### What is being asked
Examine each line of the data, and copy the ones containing "favicon".

### Data for review

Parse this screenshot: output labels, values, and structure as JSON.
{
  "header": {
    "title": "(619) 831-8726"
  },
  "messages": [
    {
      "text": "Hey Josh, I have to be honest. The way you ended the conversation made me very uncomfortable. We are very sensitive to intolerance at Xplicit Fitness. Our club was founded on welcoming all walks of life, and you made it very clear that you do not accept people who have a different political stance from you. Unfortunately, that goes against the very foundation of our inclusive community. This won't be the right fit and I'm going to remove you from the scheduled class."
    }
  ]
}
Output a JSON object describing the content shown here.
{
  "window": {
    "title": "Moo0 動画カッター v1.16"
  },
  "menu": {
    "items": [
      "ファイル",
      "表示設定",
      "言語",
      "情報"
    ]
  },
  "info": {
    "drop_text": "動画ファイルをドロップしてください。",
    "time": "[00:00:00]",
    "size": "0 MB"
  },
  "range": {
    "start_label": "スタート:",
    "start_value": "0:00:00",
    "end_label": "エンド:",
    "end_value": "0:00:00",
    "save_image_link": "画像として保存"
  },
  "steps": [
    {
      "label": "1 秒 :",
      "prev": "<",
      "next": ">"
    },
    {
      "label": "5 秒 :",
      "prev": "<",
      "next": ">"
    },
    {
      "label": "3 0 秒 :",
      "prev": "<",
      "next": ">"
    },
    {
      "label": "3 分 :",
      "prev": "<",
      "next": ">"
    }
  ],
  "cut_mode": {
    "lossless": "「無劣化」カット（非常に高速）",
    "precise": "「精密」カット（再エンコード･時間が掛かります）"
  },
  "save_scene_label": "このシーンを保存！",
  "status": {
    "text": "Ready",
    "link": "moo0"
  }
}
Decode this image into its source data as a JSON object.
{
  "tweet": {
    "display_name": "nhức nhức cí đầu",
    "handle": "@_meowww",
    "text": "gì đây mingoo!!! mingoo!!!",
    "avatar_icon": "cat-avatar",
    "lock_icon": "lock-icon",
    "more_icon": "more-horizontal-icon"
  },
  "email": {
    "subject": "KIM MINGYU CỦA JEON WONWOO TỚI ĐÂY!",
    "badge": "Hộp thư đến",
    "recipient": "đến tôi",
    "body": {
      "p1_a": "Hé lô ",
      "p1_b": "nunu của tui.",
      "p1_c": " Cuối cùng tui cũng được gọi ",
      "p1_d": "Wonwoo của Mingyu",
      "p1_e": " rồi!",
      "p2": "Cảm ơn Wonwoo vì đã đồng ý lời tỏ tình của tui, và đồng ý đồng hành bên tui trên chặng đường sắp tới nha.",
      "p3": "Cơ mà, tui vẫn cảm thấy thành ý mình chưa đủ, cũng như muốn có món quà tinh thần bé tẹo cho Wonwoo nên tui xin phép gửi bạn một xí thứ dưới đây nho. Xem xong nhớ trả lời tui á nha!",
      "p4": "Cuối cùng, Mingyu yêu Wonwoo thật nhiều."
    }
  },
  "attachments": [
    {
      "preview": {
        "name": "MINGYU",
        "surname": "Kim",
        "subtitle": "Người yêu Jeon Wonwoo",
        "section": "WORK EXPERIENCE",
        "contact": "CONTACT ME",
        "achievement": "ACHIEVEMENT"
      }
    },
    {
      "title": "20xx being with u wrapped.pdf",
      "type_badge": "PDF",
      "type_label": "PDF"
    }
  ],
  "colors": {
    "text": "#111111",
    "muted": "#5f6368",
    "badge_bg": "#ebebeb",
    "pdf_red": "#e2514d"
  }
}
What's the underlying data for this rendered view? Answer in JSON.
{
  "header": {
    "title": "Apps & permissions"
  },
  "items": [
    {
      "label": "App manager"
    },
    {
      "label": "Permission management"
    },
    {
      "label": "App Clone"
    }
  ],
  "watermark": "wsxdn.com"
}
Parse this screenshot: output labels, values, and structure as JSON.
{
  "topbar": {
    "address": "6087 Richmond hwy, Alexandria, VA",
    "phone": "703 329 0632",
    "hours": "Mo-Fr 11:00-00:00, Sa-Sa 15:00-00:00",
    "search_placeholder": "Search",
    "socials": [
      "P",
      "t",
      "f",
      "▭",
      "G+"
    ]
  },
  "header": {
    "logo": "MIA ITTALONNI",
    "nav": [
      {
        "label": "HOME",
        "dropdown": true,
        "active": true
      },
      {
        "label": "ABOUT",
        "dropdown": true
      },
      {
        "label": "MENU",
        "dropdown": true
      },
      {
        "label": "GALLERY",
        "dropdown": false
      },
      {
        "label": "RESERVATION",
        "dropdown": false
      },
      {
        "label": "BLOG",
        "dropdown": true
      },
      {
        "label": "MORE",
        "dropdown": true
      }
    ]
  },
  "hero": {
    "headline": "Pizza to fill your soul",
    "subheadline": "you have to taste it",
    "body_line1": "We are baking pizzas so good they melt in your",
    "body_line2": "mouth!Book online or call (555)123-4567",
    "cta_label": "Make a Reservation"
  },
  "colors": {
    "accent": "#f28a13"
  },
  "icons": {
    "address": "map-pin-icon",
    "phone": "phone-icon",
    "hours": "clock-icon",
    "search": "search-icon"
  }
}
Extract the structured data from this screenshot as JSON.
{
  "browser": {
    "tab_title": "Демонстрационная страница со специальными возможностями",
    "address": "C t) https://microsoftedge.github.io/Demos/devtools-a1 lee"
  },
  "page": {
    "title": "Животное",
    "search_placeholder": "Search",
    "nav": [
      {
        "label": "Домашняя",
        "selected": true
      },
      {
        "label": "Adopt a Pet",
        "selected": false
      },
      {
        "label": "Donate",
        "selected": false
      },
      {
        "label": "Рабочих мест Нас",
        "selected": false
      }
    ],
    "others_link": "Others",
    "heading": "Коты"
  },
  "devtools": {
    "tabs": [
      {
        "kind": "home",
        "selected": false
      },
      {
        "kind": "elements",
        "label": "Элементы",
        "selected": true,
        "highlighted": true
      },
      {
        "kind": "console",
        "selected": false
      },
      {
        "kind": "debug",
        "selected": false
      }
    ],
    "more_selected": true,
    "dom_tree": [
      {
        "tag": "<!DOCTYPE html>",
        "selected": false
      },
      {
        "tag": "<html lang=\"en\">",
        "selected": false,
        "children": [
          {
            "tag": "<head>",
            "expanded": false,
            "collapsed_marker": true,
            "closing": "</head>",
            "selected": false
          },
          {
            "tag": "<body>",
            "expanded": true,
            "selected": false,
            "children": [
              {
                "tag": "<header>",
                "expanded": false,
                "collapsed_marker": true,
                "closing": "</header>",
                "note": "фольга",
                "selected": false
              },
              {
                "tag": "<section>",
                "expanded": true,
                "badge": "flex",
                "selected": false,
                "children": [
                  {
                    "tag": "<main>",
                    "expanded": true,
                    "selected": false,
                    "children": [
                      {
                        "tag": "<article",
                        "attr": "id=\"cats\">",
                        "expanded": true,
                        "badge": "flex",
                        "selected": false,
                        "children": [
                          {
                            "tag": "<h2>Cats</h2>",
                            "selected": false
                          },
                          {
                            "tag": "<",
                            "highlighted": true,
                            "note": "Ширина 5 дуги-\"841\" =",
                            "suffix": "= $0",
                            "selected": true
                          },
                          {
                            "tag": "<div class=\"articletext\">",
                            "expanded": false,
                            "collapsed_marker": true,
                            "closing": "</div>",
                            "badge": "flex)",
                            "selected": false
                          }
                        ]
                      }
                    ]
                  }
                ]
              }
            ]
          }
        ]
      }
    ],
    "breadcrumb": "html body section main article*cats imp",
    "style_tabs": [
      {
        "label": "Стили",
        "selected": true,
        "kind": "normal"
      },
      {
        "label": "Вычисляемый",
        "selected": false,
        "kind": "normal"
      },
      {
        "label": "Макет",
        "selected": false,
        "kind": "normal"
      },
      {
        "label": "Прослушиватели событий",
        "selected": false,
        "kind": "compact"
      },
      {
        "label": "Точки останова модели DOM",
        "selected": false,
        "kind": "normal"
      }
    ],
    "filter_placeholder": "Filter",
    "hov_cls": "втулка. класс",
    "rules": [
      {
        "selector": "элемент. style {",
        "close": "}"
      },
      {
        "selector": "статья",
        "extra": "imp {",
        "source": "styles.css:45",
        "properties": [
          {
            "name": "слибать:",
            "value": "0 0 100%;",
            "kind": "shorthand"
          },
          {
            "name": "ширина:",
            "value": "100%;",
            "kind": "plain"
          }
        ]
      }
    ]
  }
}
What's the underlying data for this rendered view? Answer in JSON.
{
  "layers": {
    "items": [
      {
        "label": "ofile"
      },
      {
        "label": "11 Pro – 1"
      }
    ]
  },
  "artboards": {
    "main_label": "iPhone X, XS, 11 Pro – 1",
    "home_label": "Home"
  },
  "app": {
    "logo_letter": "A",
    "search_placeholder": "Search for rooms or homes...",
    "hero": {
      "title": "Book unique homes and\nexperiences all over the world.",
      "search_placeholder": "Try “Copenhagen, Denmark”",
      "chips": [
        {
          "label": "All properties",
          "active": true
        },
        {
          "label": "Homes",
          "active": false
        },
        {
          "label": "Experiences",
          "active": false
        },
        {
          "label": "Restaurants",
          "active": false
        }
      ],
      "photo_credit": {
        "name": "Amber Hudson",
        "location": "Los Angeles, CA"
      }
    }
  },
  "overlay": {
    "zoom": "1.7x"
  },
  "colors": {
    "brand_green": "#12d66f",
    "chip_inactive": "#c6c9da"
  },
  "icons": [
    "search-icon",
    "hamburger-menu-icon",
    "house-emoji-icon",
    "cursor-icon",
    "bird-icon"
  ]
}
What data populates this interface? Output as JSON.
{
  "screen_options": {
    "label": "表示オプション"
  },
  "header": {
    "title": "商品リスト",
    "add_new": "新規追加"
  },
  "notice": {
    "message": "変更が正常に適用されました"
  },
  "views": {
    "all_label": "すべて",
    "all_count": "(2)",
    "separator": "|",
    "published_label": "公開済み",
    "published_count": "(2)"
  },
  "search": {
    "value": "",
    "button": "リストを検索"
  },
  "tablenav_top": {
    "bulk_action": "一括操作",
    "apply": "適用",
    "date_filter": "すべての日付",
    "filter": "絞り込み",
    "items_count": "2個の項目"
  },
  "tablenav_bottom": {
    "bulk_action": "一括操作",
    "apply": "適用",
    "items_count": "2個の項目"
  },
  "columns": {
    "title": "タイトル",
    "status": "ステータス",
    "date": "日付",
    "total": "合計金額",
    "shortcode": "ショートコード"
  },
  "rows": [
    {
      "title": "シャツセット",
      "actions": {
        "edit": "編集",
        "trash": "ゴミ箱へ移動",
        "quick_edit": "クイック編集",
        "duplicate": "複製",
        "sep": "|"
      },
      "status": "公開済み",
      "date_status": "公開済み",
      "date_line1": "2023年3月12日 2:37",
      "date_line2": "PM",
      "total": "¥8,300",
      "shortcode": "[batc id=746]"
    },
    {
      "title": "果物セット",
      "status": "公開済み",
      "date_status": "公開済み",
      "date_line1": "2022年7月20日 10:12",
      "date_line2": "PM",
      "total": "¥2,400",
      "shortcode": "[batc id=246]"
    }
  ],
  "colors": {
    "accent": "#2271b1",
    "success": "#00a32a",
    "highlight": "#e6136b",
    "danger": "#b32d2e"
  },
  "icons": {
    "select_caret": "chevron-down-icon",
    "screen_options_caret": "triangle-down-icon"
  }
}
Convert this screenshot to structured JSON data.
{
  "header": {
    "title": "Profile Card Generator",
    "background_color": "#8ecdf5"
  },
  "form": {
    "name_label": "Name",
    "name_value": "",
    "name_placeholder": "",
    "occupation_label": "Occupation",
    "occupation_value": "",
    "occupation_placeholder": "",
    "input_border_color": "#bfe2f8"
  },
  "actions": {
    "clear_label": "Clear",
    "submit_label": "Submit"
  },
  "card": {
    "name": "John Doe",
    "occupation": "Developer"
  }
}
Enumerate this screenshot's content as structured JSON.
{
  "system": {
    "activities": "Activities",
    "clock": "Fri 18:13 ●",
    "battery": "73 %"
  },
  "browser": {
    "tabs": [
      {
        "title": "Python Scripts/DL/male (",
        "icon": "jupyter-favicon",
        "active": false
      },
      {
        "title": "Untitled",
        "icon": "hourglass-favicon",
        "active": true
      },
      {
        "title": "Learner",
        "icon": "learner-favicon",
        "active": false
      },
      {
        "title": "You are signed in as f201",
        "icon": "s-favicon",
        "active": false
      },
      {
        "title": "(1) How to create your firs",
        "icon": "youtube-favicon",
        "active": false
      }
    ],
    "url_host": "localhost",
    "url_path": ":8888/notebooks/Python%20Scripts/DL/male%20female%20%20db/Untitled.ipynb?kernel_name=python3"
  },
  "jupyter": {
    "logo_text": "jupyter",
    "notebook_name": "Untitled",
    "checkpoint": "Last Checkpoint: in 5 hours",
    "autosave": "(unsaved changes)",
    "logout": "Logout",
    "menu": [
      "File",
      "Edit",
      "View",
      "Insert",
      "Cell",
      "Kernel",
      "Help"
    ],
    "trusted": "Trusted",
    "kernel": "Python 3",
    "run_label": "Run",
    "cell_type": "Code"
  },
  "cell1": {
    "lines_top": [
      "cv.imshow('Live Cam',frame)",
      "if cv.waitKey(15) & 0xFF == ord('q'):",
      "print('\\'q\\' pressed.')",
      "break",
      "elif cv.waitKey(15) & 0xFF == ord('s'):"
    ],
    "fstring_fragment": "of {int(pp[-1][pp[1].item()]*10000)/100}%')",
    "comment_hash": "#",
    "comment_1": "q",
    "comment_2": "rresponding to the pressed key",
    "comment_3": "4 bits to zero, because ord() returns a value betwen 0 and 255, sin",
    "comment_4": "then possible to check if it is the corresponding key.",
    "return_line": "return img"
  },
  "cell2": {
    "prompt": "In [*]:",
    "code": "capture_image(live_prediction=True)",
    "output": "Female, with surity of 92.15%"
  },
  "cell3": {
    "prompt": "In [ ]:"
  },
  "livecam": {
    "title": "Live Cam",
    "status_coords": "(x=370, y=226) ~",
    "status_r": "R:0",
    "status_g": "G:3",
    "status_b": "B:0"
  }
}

### Your response
        "icon": "jupyter-favicon",
        "icon": "hourglass-favicon",
        "icon": "learner-favicon",
        "icon": "s-favicon",
        "icon": "youtube-favicon",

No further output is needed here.